At the rate the grade inflation in her report cards are heading, Representative Carolyn Maloney will be primed to give the Second Ave. Subway an A+ just in time for it to open in late 2016 — if it indeed opens in late 2016. After giving the project a B- in 2009 and a B in 2010 and 2011, Maloney has now given the project a B+, its highest grade in four report cards.
Now that the Upper East Side has begrudgingly accepted the pace of construction and the MTA has made more than a token effort to alleviate some of the project’s hardships, the benefits are coming into view, and Maloney is paying more heed to the pluses. “The project’s merit, its economic benefits, the MTA’s outreach efforts and the pace at which construction is being completed all get high marks,” she said. “When the MTA broke ground for the Second Avenue Subway in April 2007, there were a lot of skeptics, but with the progress of the last six years, the skeptics are starting to have to eat their words. In fact, we have now crossed the halfway point for Second Avenue Subway construction. I encourage the MTA to continue its progress and to keep engaging the public, as the project continues.”
Over the years, the report card has gotten lengthier and lengthier. It now tops eight pages in printed or PDF form, but it covers familiar ground. The project’s merit and economic benefits again warrant A+ grades while the MTA has improved communication with the public. Maloney is happy that tunneling has been completed and sees reason to be hopeful that construction problems have been mitigated. The B+ grade in that category, she says, “signifies good progress in getting the job done, with room for improvement in hope that there will be no more accidents.”
As she shifts her attention to the more problematic aspects of the project, though, I found myself thinking more about the items missing from the report card than anything else. In giving the project planning a B, she devotes a few paragraphs to the Yorkshire Towers dispute. The MTA, she says, “has declined to satisfy community complaints about mid-block entrances for the 86th Street station despite broad condemnation by local residents.”
While Maloney has to protect her constituents (and her re-election chances), the Yorkshire Towers complaints are entirely without merit and are designed to protect a mid-block driveway on East 86th St. Seeing a politician sympathetic to this cause — which even some residents of the building do not support — is hardly comforting.

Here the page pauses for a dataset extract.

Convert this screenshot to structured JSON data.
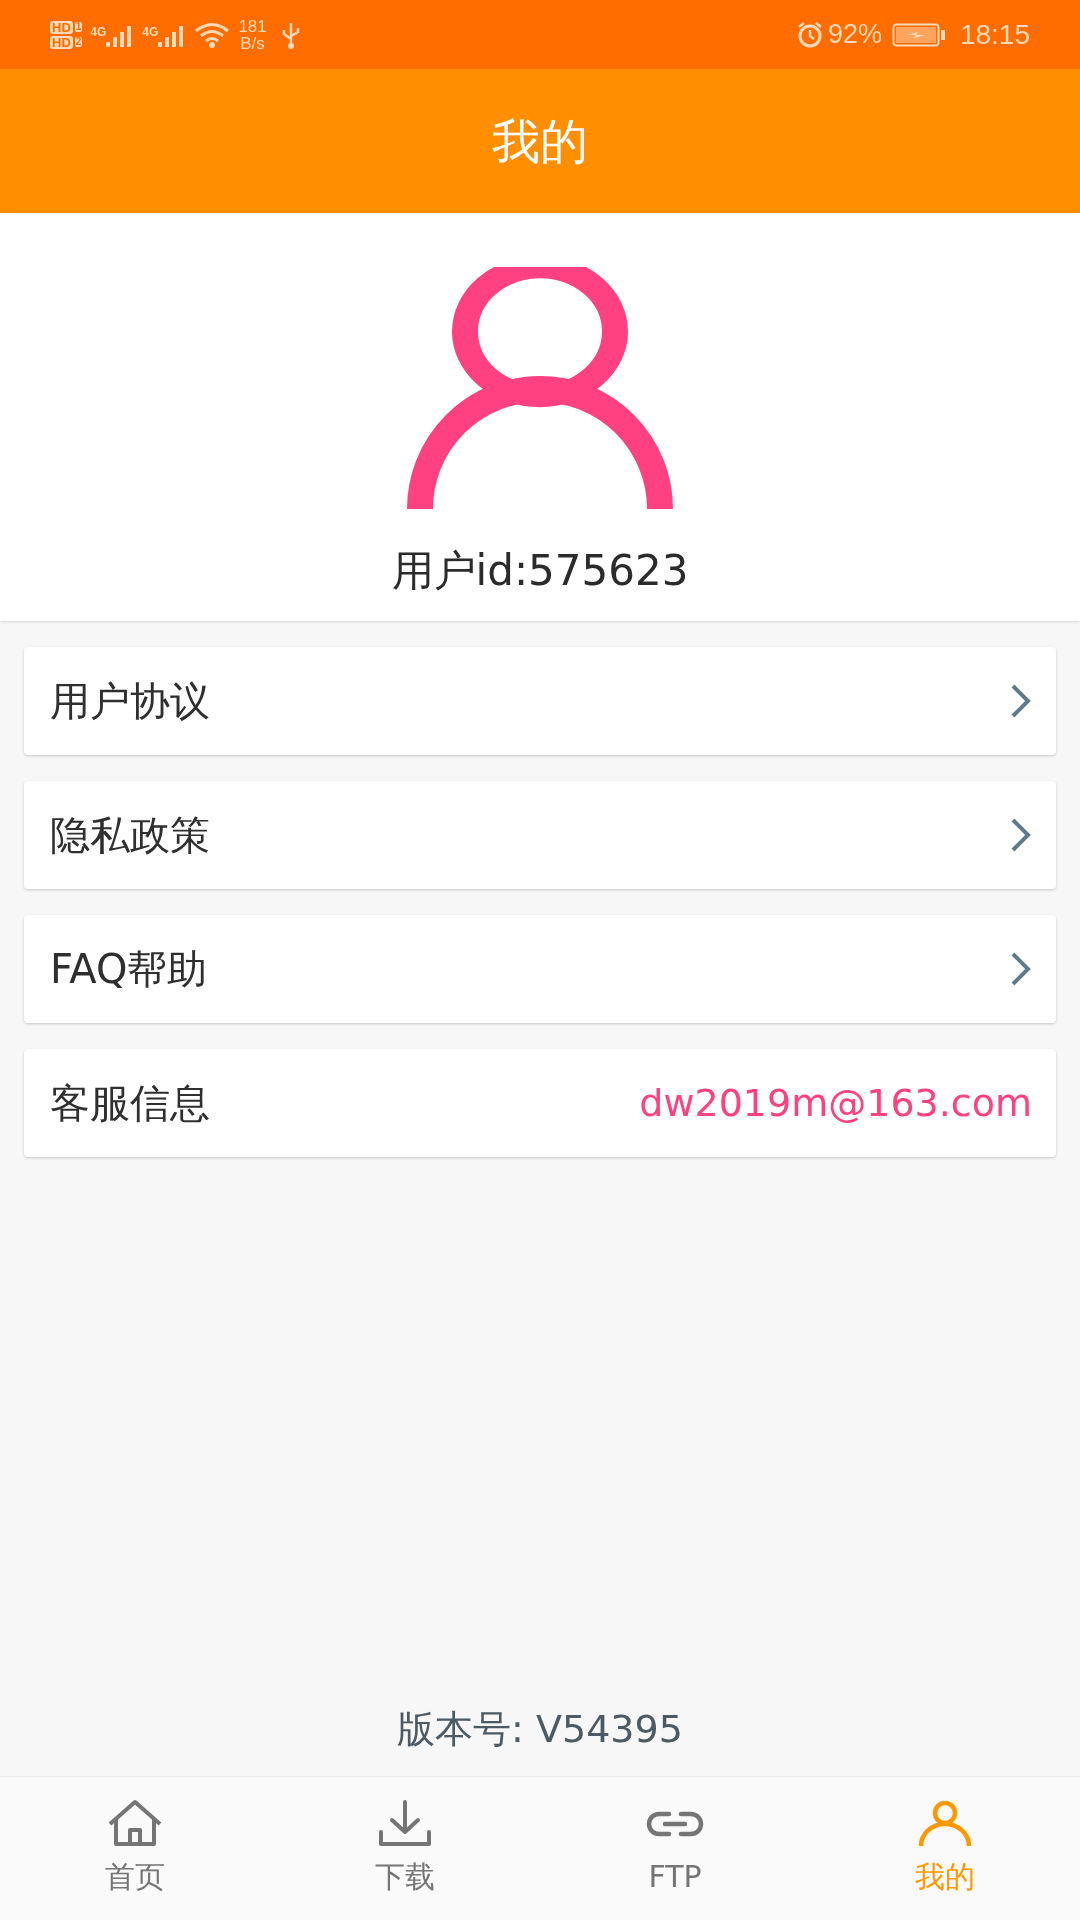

As she runs through the rest of the grades — better marks for budgetary management and projected on-time performance; C-range grade for construction impact mitigation and forward progress on station entrances and ancillary buildings — she’s notably silent on the Second Ave. Subway’s future, and now is the ideal time to start speaking up for future funding and future phases. For all intents and purposes, the MTA is through planning Phase 1 of the Second Ave. Subway; it’s through bidding out the contracts; and it’s through fighting for money. All that’s left is the actual work and some rolling stock delivers in mid-2016.
Maloney spills a lot of ink praising the project’s economic benefits and the current job creation numbers. She looks ahead to the ridership and notes the potential promise of a full line. In her press release, Sheldon Silver says that he “looks forward to the day when it reaches my Lower East Side community,” and in her report card, Maloney promises that the next edition — whenever that may be — “will also consider what the MTA is(or is not) doing to prepare for Phase II.”
But as a relatively powerful representative in Congress, Maloney is in a position to do more than just grade the MTA on its plans for the future. She can work to secure the next federal grand that could push the MTA to start the planning process for Phase 2 right now. The project needs a new champion, and Maloney could be it.
Cutting up the Second Ave. Subway project into phases was both its saving grace and a death knell. It made Phase 1 very easy to fund and complete but created a situation where Phases 2-4 are more theoretical than real. If Maloney and other East Side politicians want to see a full Second Ave. Subway line, the time to act is now. Otherwise, once Phase 1 opens, it will likely be, as Tom Prendergast said a few days ago, decades until the other phases are realized. If the subway riders of New York issue a report card, then, assessing our politicians’ overall commitment to the Second Ave. Subway, I’m not sure anyone would warrant even the B+ Maloney awarded yesterday.